Multiple types of BOM can be used, depending on the level of detail required and the specific needs of a business. It can be confusing to know what the difference is between the various BOMs that are in use out there, so we have created a quick rundown:
Engineering BOM: This is the most detailed type of BOM, providing all necessary information for production planning. It includes information such as part numbers, quantities, and also assembly instructions.
Manufacturing BOM: This type of BOM focuses more on the materials needed for production and may include additional details like vendor names and lead times.
Sales BOM: A simplified version of a BOM that is used for sales purposes to highlight key components and features to potential customers.
Modular BOM: This type of BOM is used for products with interchangeable components, allowing for modular assembly.
Kitting BOM: A kitting BOM is used to group together materials needed to manufacture a particular product and can be used to streamline the production process.
The Key Components of a Bill of Materials
Although there is a bit of variability on exactly what is contained in a BOM, most typical BOMs will have the following bill of materials format:
- Part numbers / SKU numbers: These are unique identifiers for each raw material in the BOM and are crucial for accurate inventory management as they allow you to ensure and locate that the exact part.
- Description: A brief description of the component to ensure it is easily recognizable.
- Quantity:: The number of units required for production.
- Unit of Measurement:: The unit in which the component is measured (e.g., pieces, meters, kilograms).
- Vendor information:::* Information about the preferred supplier or vendor, such as name and contact details.
- Unit cost:: The cost of an individual unit, including any associated expenses such as shipping or handling fees.
When creating BOMs for multi-staged production processes, it is also important to include details such as sub-assemblies, work-in-progress (WIP) items, and finished products. This level of detail ensures a smooth and efficient production flow.
Read more: Bill of Materials: Real World Examples
Tips for Maintaining an Effective Bill of Materials
Keep it updated: Regularly review and update your BOMs to reflect any changes in product design or materials used.
Use a standardized format: Develop a consistent format for your BOMs to make it easier for employees across different departments to understand and use. Software can be hugely helpful in this task as it will ensure that you have a standardized approach.
Integrate with inventory management software: Using an inventory management software like Craftybase can significantly streamline the BOM creation process and improve overall production efficiency.
How to Create a Bill of Materials
Creating a BOM can be a time-consuming and detail-oriented task, which is why for many small manufacturers it is often neglected and dismissed.
Fortunately, there are many tools available to help streamline the process and remove those objections. You can use these approaches to learn how to make a bill of materials:
Spreadsheets: Many small businesses use spreadsheets like Excel or Google Sheets to create their BOM templates.
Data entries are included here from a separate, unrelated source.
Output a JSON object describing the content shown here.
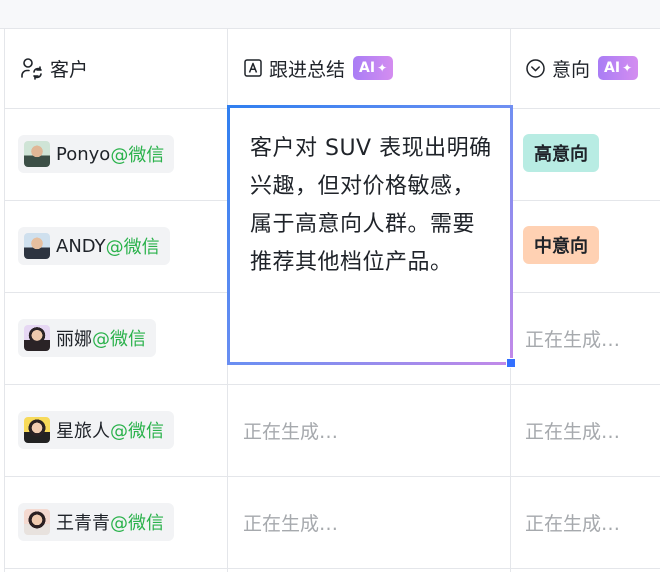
{
  "columns": {
    "customer": {
      "label": "客户",
      "icon": "customer-contact-icon"
    },
    "followup": {
      "label": "跟进总结",
      "icon": "text-field-icon",
      "ai_badge": "AI"
    },
    "intent": {
      "label": "意向",
      "icon": "select-circle-icon",
      "ai_badge": "AI"
    }
  },
  "rows": [
    {
      "name": "Ponyo",
      "suffix": "@微信",
      "followup": "",
      "intent": "高意向"
    },
    {
      "name": "ANDY",
      "suffix": "@微信",
      "followup": "",
      "intent": "中意向"
    },
    {
      "name": "丽娜",
      "suffix": "@微信",
      "followup": "",
      "intent": "正在生成…"
    },
    {
      "name": "星旅人",
      "suffix": "@微信",
      "followup": "正在生成…",
      "intent": "正在生成…"
    },
    {
      "name": "王青青",
      "suffix": "@微信",
      "followup": "正在生成…",
      "intent": "正在生成…"
    }
  ],
  "editor": {
    "text": "客户对 SUV 表现出明确兴趣，但对价格敏感，属于高意向人群。需要推荐其他档位产品。"
  },
  "colors": {
    "high_intent_bg": "#b8ece3",
    "mid_intent_bg": "#ffd1b3",
    "wechat_green": "#2bb24c",
    "generating_gray": "#a6a9ad",
    "ai_badge_gradient": [
      "#a97df5",
      "#d48df0"
    ],
    "selection_blue": "#3370ff"
  }
}
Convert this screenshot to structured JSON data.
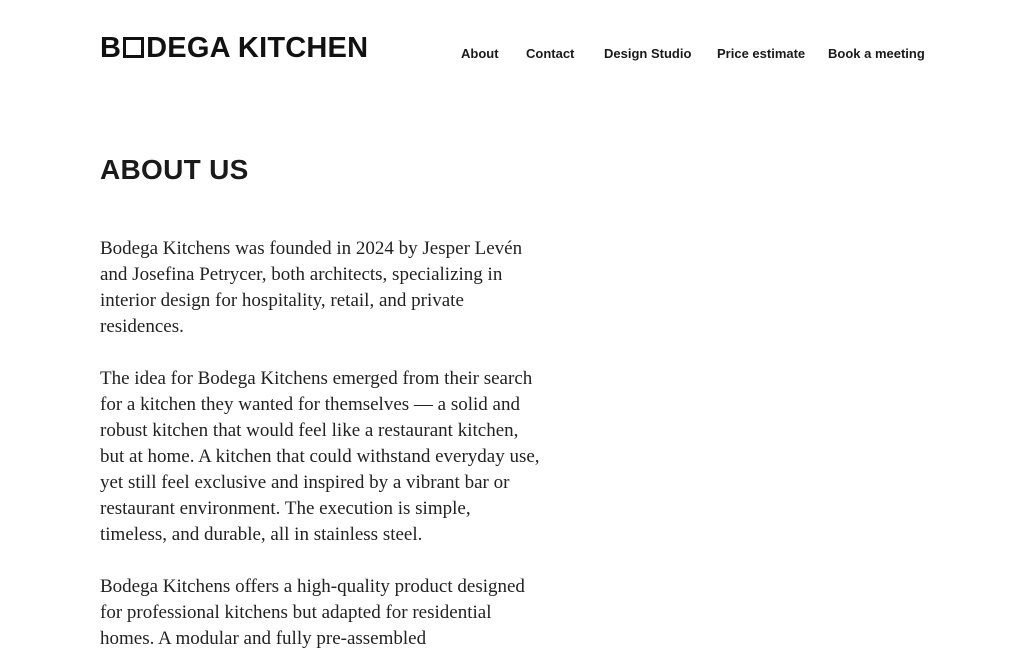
{
  "header": {
    "logo": {
      "prefix": "B",
      "suffix": "DEGA KITCHEN",
      "icon": "square-icon"
    },
    "nav": [
      {
        "label": "About"
      },
      {
        "label": "Contact"
      },
      {
        "label": "Design Studio"
      },
      {
        "label": "Price estimate"
      },
      {
        "label": "Book a meeting"
      }
    ]
  },
  "main": {
    "title": "ABOUT US",
    "paragraphs": [
      "Bodega Kitchens was founded in 2024 by Jesper Levén and Josefina Petrycer, both architects, specializing in interior design for hospitality, retail, and private residences.",
      "The idea for Bodega Kitchens emerged from their search for a kitchen they wanted for themselves — a solid and robust kitchen that would feel like a restaurant kitchen, but at home. A kitchen that could withstand everyday use, yet still feel exclusive and inspired by a vibrant bar or restaurant environment. The execution is simple, timeless, and durable, all in stainless steel.",
      "Bodega Kitchens offers a high-quality product designed for professional kitchens but adapted for residential homes. A modular and fully pre-assembled"
    ]
  }
}
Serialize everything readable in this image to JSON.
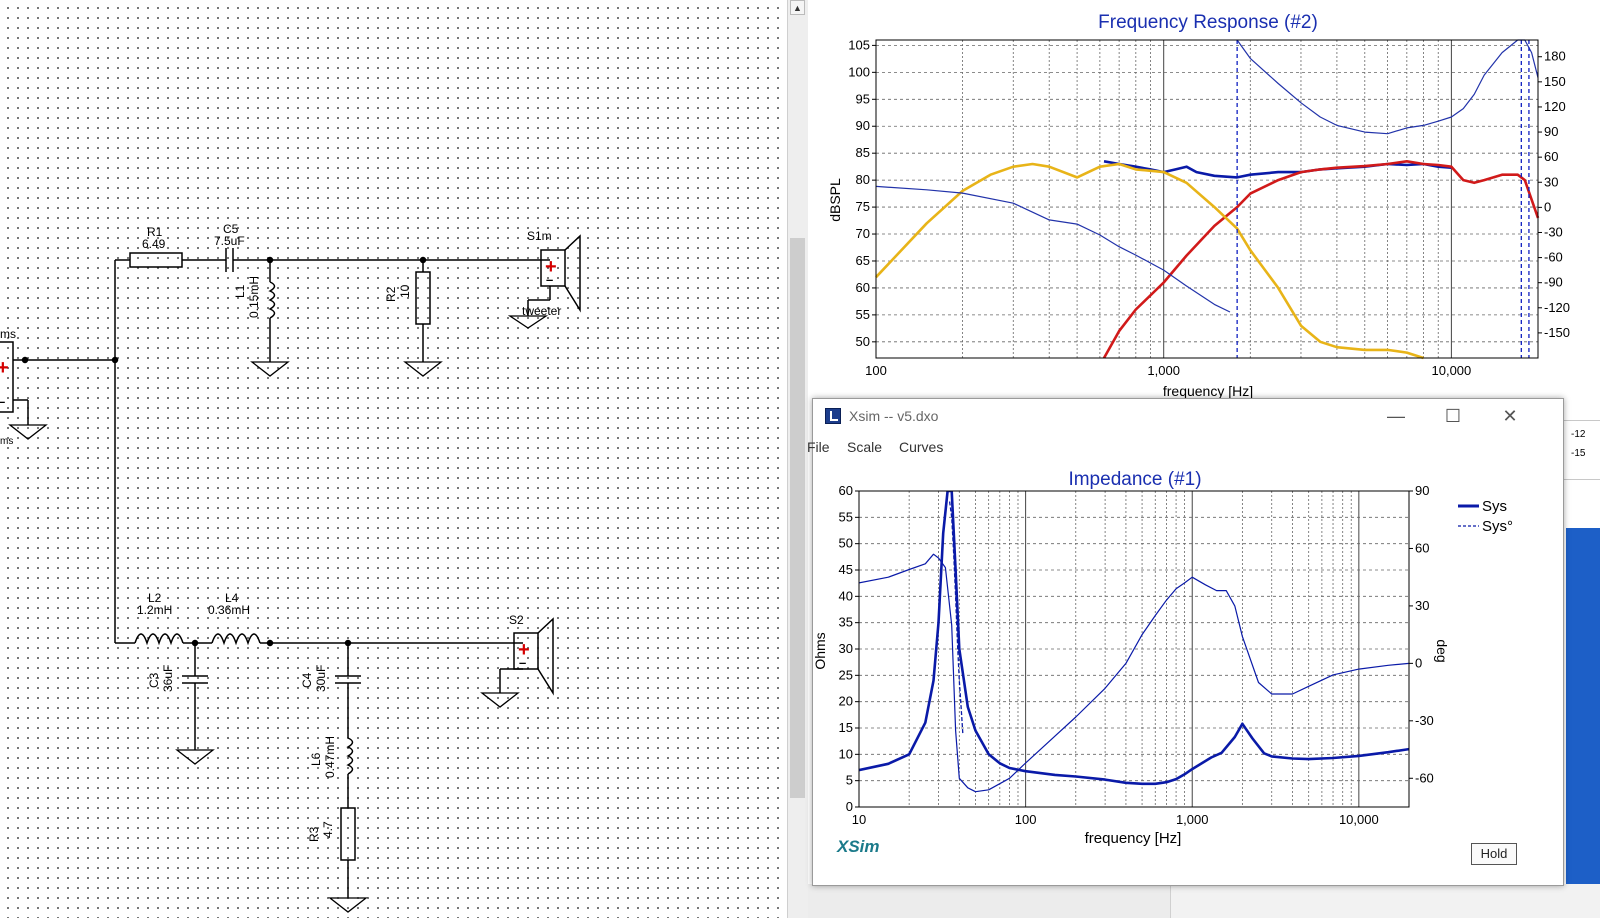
{
  "schematic": {
    "components": {
      "r1": {
        "ref": "R1",
        "value": "6.49"
      },
      "c5": {
        "ref": "C5",
        "value": "7.5uF"
      },
      "l1": {
        "ref": "L1",
        "value": "0.15mH"
      },
      "r2": {
        "ref": "R2",
        "value": "10"
      },
      "s1m": {
        "ref": "S1m",
        "label": "tweeter"
      },
      "l2": {
        "ref": "L2",
        "value": "1.2mH"
      },
      "l4": {
        "ref": "L4",
        "value": "0.36mH"
      },
      "c3": {
        "ref": "C3",
        "value": "36uF"
      },
      "c4": {
        "ref": "C4",
        "value": "30uF"
      },
      "l6": {
        "ref": "L6",
        "value": "0.47mH"
      },
      "r3": {
        "ref": "R3",
        "value": "4.7"
      },
      "s2": {
        "ref": "S2"
      }
    },
    "source_label_top": "ms",
    "source_label_bottom": "ms",
    "plus_sign": "+",
    "minus_sign": "–"
  },
  "scrollbar": {
    "up_arrow": "▲"
  },
  "frequency_response": {
    "title": "Frequency Response (#2)",
    "ylabel": "dBSPL",
    "xlabel": "frequency [Hz]",
    "y_ticks": [
      "105",
      "100",
      "95",
      "90",
      "85",
      "80",
      "75",
      "70",
      "65",
      "60",
      "55",
      "50"
    ],
    "y2_ticks": [
      "180",
      "150",
      "120",
      "90",
      "60",
      "30",
      "0",
      "-30",
      "-60",
      "-90",
      "-120",
      "-150"
    ],
    "x_ticks": [
      "100",
      "1,000",
      "10,000"
    ],
    "colors": {
      "system": "#0a1aa8",
      "tweeter": "#d11a1a",
      "woofer": "#e8b418",
      "phase": "#2233aa"
    }
  },
  "window": {
    "title": "Xsim -- v5.dxo",
    "icon": "xsim-app-icon",
    "minimize_icon": "minimize-icon",
    "maximize_icon": "maximize-icon",
    "close_icon": "close-icon",
    "minimize_glyph": "—",
    "maximize_glyph": "☐",
    "close_glyph": "✕",
    "menu": [
      "File",
      "Scale",
      "Curves"
    ]
  },
  "impedance": {
    "title": "Impedance (#1)",
    "ylabel": "Ohms",
    "y2label": "deg",
    "xlabel": "frequency [Hz]",
    "y_ticks": [
      "60",
      "55",
      "50",
      "45",
      "40",
      "35",
      "30",
      "25",
      "20",
      "15",
      "10",
      "5",
      "0"
    ],
    "y2_ticks": [
      "90",
      "60",
      "30",
      "0",
      "-30",
      "-60"
    ],
    "x_ticks": [
      "10",
      "100",
      "1,000",
      "10,000"
    ],
    "legend": [
      {
        "name": "Sys",
        "style": "solid"
      },
      {
        "name": "Sys°",
        "style": "dashed"
      }
    ],
    "brand": "XSim",
    "hold_button": "Hold"
  },
  "peek_labels": [
    "-12",
    "-15"
  ],
  "chart_data": [
    {
      "type": "line",
      "title": "Frequency Response (#2)",
      "xlabel": "frequency [Hz]",
      "ylabel": "dBSPL",
      "x_scale": "log",
      "xlim": [
        100,
        20000
      ],
      "ylim": [
        47,
        106
      ],
      "y2lim": [
        -180,
        200
      ],
      "grid": true,
      "series": [
        {
          "role": "system",
          "color": "#0a1aa8",
          "x": [
            620,
            700,
            800,
            900,
            1000,
            1100,
            1200,
            1300,
            1500,
            1800,
            2000,
            2500,
            3000,
            3500,
            4000,
            5000,
            6000,
            7000,
            8000,
            9000,
            10000
          ],
          "y": [
            83.5,
            83,
            82.5,
            82,
            81.5,
            82,
            82.5,
            81.5,
            80.8,
            80.5,
            81,
            81.5,
            81.5,
            82,
            82.2,
            82.5,
            83,
            82.8,
            83,
            82.5,
            82.3
          ]
        },
        {
          "role": "tweeter",
          "color": "#d11a1a",
          "x": [
            620,
            700,
            800,
            1000,
            1200,
            1500,
            1800,
            2000,
            2500,
            3000,
            3500,
            4000,
            5000,
            6000,
            7000,
            8000,
            9000,
            10000,
            11000,
            12000,
            13000,
            15000,
            17000,
            18000,
            20000
          ],
          "y": [
            47,
            52,
            56,
            61,
            66,
            71.5,
            75,
            77.5,
            80,
            81.5,
            82,
            82.3,
            82.6,
            83,
            83.5,
            83,
            82.8,
            82.5,
            80,
            79.5,
            80,
            81,
            81,
            80,
            73
          ]
        },
        {
          "role": "woofer",
          "color": "#e8b418",
          "x": [
            100,
            150,
            200,
            250,
            300,
            350,
            400,
            500,
            600,
            700,
            800,
            1000,
            1200,
            1500,
            1800,
            2000,
            2500,
            3000,
            3500,
            4000,
            5000,
            6000,
            7000,
            8000
          ],
          "y": [
            62,
            72,
            78,
            81,
            82.5,
            83,
            82.5,
            80.5,
            82.5,
            83,
            82,
            81.5,
            79.5,
            75,
            71,
            67,
            60,
            53,
            50,
            49,
            48.5,
            48.5,
            48,
            46.5
          ]
        },
        {
          "role": "phase",
          "style": "thin",
          "color": "#2233aa",
          "x": [
            100,
            150,
            200,
            300,
            400,
            500,
            600,
            700,
            800,
            1000,
            1200,
            1500,
            1700
          ],
          "y2": [
            25,
            21,
            17,
            5,
            -15,
            -20,
            -33,
            -47,
            -57,
            -75,
            -94,
            -116,
            -125
          ]
        },
        {
          "role": "phase",
          "style": "thin",
          "color": "#2233aa",
          "x": [
            1800,
            2000,
            2500,
            3000,
            3500,
            4000,
            5000,
            6000,
            7000,
            8000,
            9000,
            10000,
            11000,
            12000,
            13000,
            15000,
            17000,
            18000,
            19000,
            20000
          ],
          "y2": [
            200,
            178,
            148,
            125,
            108,
            98,
            90,
            88,
            95,
            98,
            103,
            108,
            118,
            135,
            158,
            185,
            200,
            200,
            185,
            155
          ]
        }
      ]
    },
    {
      "type": "line",
      "title": "Impedance (#1)",
      "xlabel": "frequency [Hz]",
      "ylabel": "Ohms",
      "y2label": "deg",
      "x_scale": "log",
      "xlim": [
        10,
        20000
      ],
      "ylim": [
        0,
        60
      ],
      "y2lim": [
        -75,
        90
      ],
      "grid": true,
      "series": [
        {
          "name": "Sys",
          "style": "solid",
          "x": [
            10,
            15,
            20,
            25,
            28,
            30,
            32,
            34,
            36,
            38,
            40,
            45,
            50,
            60,
            70,
            80,
            100,
            150,
            200,
            300,
            400,
            500,
            600,
            700,
            800,
            900,
            1000,
            1300,
            1500,
            1800,
            2000,
            2300,
            2700,
            3000,
            4000,
            5000,
            7000,
            10000,
            15000,
            20000
          ],
          "y": [
            7,
            8.2,
            10,
            16,
            24,
            35,
            52,
            65,
            63,
            45,
            30,
            19,
            14.5,
            10,
            8.3,
            7.4,
            6.8,
            6.1,
            5.8,
            5.2,
            4.6,
            4.4,
            4.4,
            4.7,
            5.3,
            6.2,
            7.2,
            9.4,
            10.3,
            13.3,
            15.8,
            13,
            10.2,
            9.6,
            9.2,
            9.1,
            9.3,
            9.7,
            10.4,
            11
          ]
        },
        {
          "name": "Sys°",
          "style": "dashed",
          "x": [
            35,
            36,
            37,
            38,
            39,
            40,
            41,
            42
          ],
          "y": [
            58,
            55,
            48,
            40,
            31,
            24,
            19,
            14
          ]
        },
        {
          "name": "Sys°",
          "style": "thin",
          "x": [
            10,
            15,
            20,
            25,
            28,
            30,
            33,
            36,
            38,
            40,
            45,
            50,
            60,
            80,
            100,
            150,
            200,
            300,
            400,
            500,
            600,
            700,
            800,
            900,
            1000,
            1200,
            1400,
            1600,
            1800,
            2000,
            2500,
            3000,
            4000,
            5000,
            7000,
            10000,
            15000,
            20000
          ],
          "y2": [
            42,
            45,
            49,
            52,
            57,
            55,
            50,
            20,
            -35,
            -60,
            -65,
            -67,
            -66,
            -60,
            -52,
            -38,
            -28,
            -13,
            0,
            15,
            25,
            33,
            39,
            42,
            45,
            41,
            38,
            38,
            30,
            14,
            -10,
            -16,
            -16,
            -12,
            -6,
            -3,
            -1,
            0
          ]
        }
      ]
    }
  ]
}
These can be easily customized and updated as needed however they are difficult to maintain, particularly as your business grows and you have larger datasets to manage.
Inventory management or MRP software: As mentioned earlier, inventory management software with bill of materials such as Craftybase can significantly simplify creating and maintaining BOMs by integrating all necessary data in one place.
Enterprise resource planning (ERP) systems: For larger businesses that require more complex BOMs, an ERP system may be the best option. These systems integrate various aspects of business operations such as inventory management, accounting, and supply chain management.
A Bill of Materials is a crucial tool for DTC brands looking to optimize their inventory management and streamline their manufacturing processes. By understanding its importance, benefits, types, key components, and best practices, businesses can utilize BOMs to their advantage and stay competitive in the market.